5…c5 6 d3 Nf5 (6…Ng4 would be possible because of white playing pawn to h4) 7 c3 h6 8 h5 Nc6 9 Na3 a6 10 Nc2 b5
11 g3 (Although the move could have possibly been played earlier, now looks like the right time for 11 g4)
11…a5 (The coach would have to take time here explaining why development should be completed before launching any kind of aggressive movement, such as the last move. 11…O-O or Bb7 are good alternative moves)
12 Bg2 Rb8 13 Bf4 b4 14 c4 b3 15 ab3 Rb3 16 Bc1 Ba6 17 O-O O-O 18 Re1 dc4 19 dc4 Ncd4 20 Ncd4 Nd4 21 Nd4 cd4

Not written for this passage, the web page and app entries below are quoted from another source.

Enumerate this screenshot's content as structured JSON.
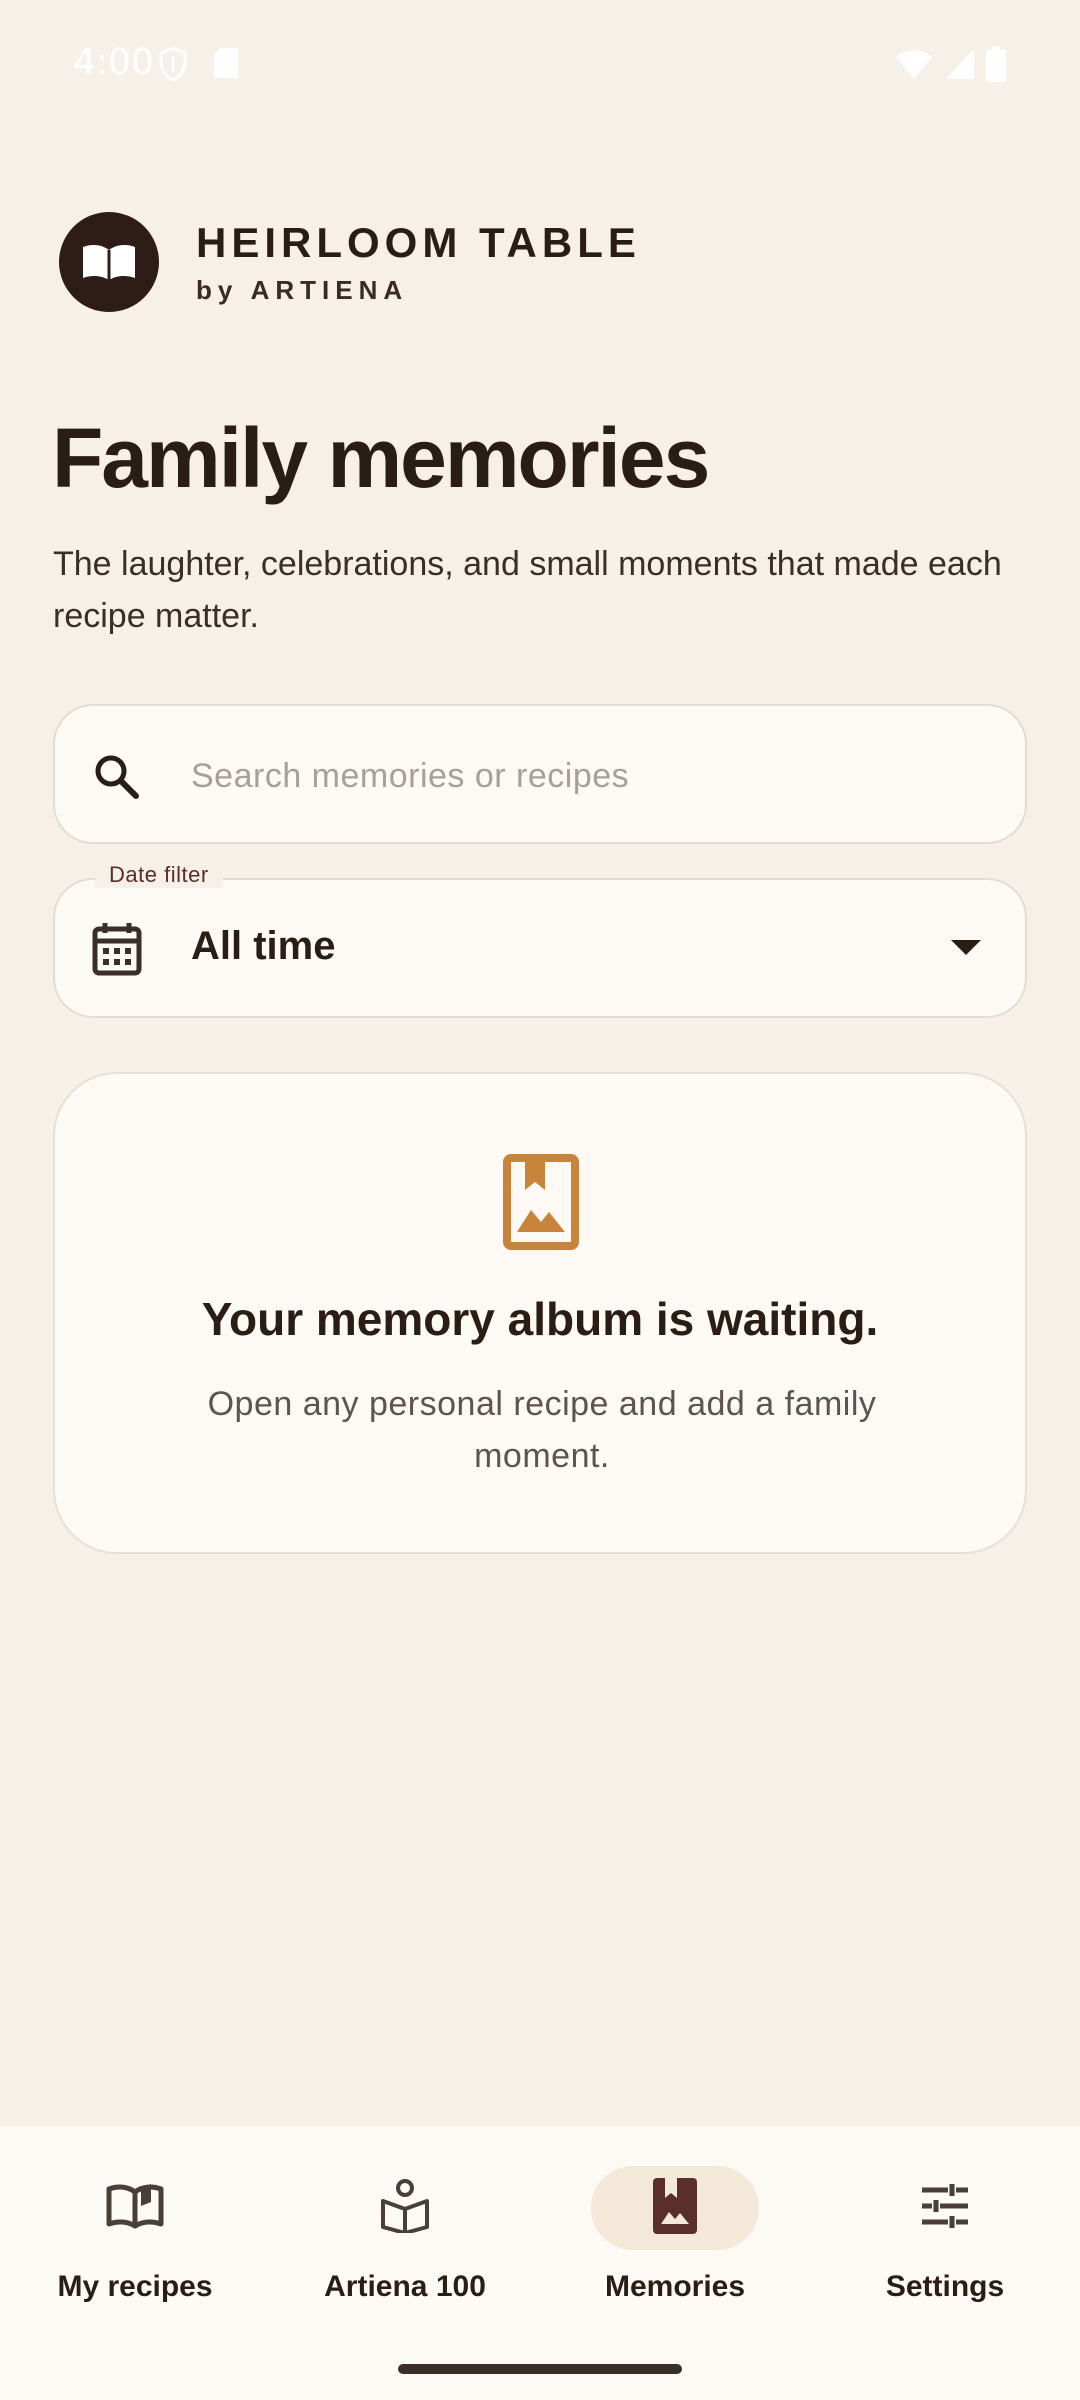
{
  "status": {
    "time": "4:00",
    "left_icons": [
      "shield-icon",
      "sd-card-icon"
    ],
    "right_icons": [
      "wifi-icon",
      "signal-icon",
      "battery-icon"
    ]
  },
  "brand": {
    "title": "HEIRLOOM TABLE",
    "subtitle": "by ARTIENA",
    "logo_icon": "open-book-icon"
  },
  "page": {
    "title": "Family memories",
    "description": "The laughter, celebrations, and small moments that made each recipe matter."
  },
  "search": {
    "placeholder": "Search memories or recipes",
    "value": ""
  },
  "date_filter": {
    "label": "Date filter",
    "value": "All time"
  },
  "empty_state": {
    "icon": "photo-album-icon",
    "title": "Your memory album is waiting.",
    "description": "Open any personal recipe and add a family moment."
  },
  "nav": {
    "items": [
      {
        "label": "My recipes",
        "icon": "book-open-icon",
        "active": false
      },
      {
        "label": "Artiena 100",
        "icon": "reader-icon",
        "active": false
      },
      {
        "label": "Memories",
        "icon": "photo-album-icon",
        "active": true
      },
      {
        "label": "Settings",
        "icon": "tune-icon",
        "active": false
      }
    ]
  },
  "colors": {
    "background": "#F6F0E8",
    "surface": "#FDF9F4",
    "text": "#2A1D16",
    "accent": "#C9843B",
    "nav_active_pill": "#F4E8D9",
    "logo_bg": "#2E1C16"
  }
}
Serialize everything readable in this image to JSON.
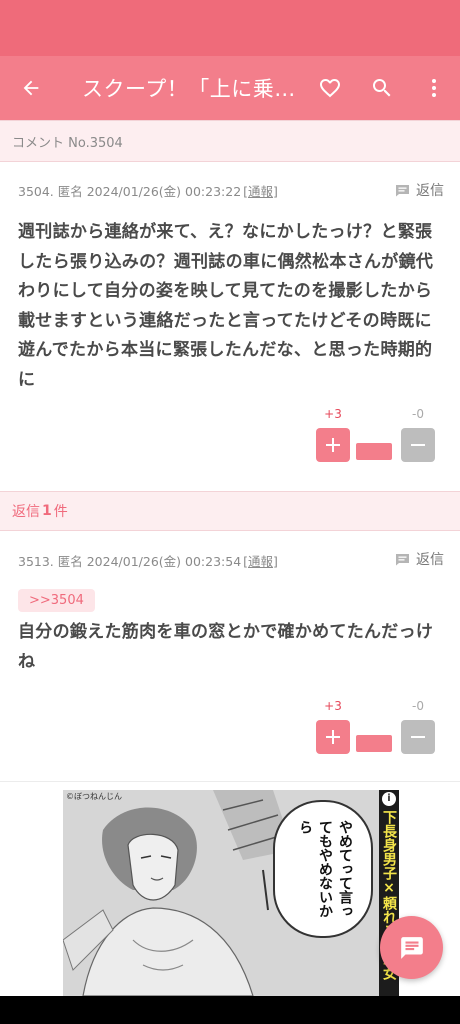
{
  "app_bar": {
    "title": "スクープ！「上に乗…",
    "back_icon": "arrow-back-icon",
    "favorite_icon": "heart-outline-icon",
    "search_icon": "search-icon",
    "menu_icon": "more-vert-icon"
  },
  "comment_section": {
    "label": "コメント No.3504"
  },
  "comment": {
    "meta": "3504. 匿名 2024/01/26(金) 00:23:22",
    "report_label": "[通報]",
    "reply_label": "返信",
    "text": "週刊誌から連絡が来て、え？なにかしたっけ？と緊張したら張り込みの？週刊誌の車に偶然松本さんが鏡代わりにして自分の姿を映して見てたのを撮影したから載せますという連絡だったと言ってたけどその時既に遊んでたから本当に緊張したんだな、と思った時期的に",
    "plus_count": "+3",
    "minus_count": "-0",
    "plus_symbol": "+",
    "minus_symbol": "−"
  },
  "replies_section": {
    "prefix": "返信",
    "count": "1",
    "suffix": "件"
  },
  "reply": {
    "meta": "3513. 匿名 2024/01/26(金) 00:23:54",
    "report_label": "[通報]",
    "reply_label": "返信",
    "anchor": ">>3504",
    "text": "自分の鍛えた筋肉を車の窓とかで確かめてたんだっけね",
    "plus_count": "+3",
    "minus_count": "-0",
    "plus_symbol": "+",
    "minus_symbol": "−"
  },
  "ad": {
    "credit": "©ぼつねんじん",
    "speech": "やめてって言ってもやめないから",
    "side_text": "下長身男子×頼れる先輩女",
    "info_icon": "info-icon"
  },
  "fab": {
    "icon": "chat-bubble-icon"
  },
  "colors": {
    "status_bar": "#ef6b7a",
    "app_bar": "#f37e8b",
    "accent": "#f06a7c",
    "band": "#fdeef0",
    "minus_button": "#bdbdbd"
  }
}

22 Rd1 (22 Qg4! Kh8 23 Bd2 looks about equal) 22…Bc5 23 Be4? (23 Bxh6! gxh6 24 Qg4+ Kh8 25 Qf4 Kh7 26 Be4+ Kg7 27 Qg4+ Kh8 28 Qf4 looks like all white can hope for at this point in the game)
Take a good look at this position as black. What move would you make?
23 Rg3! (Brings the house DOWN! Examine ALL checks, something neglected by the much higher rated player)
24 Kf1 d3 (I looked at moving the rook to either b3 or h3, in addition to 24…f5, so the move in the game took me by surprise) 25. Rd3 Rd3
26 Bd3 (The human brain rejects 26 Qxd3 Qh4 27 Kg2 Qxf2+ 28 Kh3, leaving the King naked in no mans land) 26…Qh4 27. Qf3 Rd8 ( As my friend the Master of Understatement was fond of saying, 27…Bb7 looks strong, not that it matters) 28. Be4 Bc4 29. Kg2 Rd4 30. Ra5 Re4 31. Ra8 Kh7 32. Qe4 Qe4 0-1
P. Vessosi (2351) vs M. Astengo (2064)
Lodi Open 2008
1. e4 e6 2. Qe2 Be7 3. Nf3 d5 4. e5 Nh6 5. d3 Nf5 6. g3 c5 7. Bg2 Nc6 8. O-O g5 9. c3 h5 10. h3 g4 11. hxg4 hxg4 12. Nh2 Nh6 13. Rd1
Bd7 14. Na3 Qb6 15. Bxh6 Rxh6 16. Nxg4 Rg6 17. Bf3 O-O-O 18. Kg2 Rdg8 19. Rac1 Kb8 20. Rh1 Qa5 21. Rh6 Rxg4 22. Bxg4 Bg5 23. Rch1 Bxh6 24. Rxh6 b5 25. Bh5 Be8 26. d4 c4 27. Qd2 b4 28. cxb4 Qxb4 29. Qc3 Qf8 30. Rf6 Rh8 31. g4 Nb4 32. Nc2 Nd3 33. Ne1 Qg7 34. Kf1 Qh7 35. Nxd3 cxd3 36. Qb4+ Ka8 37. f3 Qg7 38. Qd2 Qh7 39. Ke1 Rf8 40. b3 Bb5 41. a4 Ba6 42. b4 Bc4 43. b5 Qg7 44. Qf4 Qh7 45. Kd2 Bb3 46. Rxf7 Rxf7 47. Qxf7 Qh6+ 48. f4 Bxa4 49. g5 Qh8 50. Qe8+ 1-0
The general of the white pieces takes 46 seconds of his five minutes to play his THIRD move of the game, obviously flummoxed by the choice of move made by the general of the black pieces.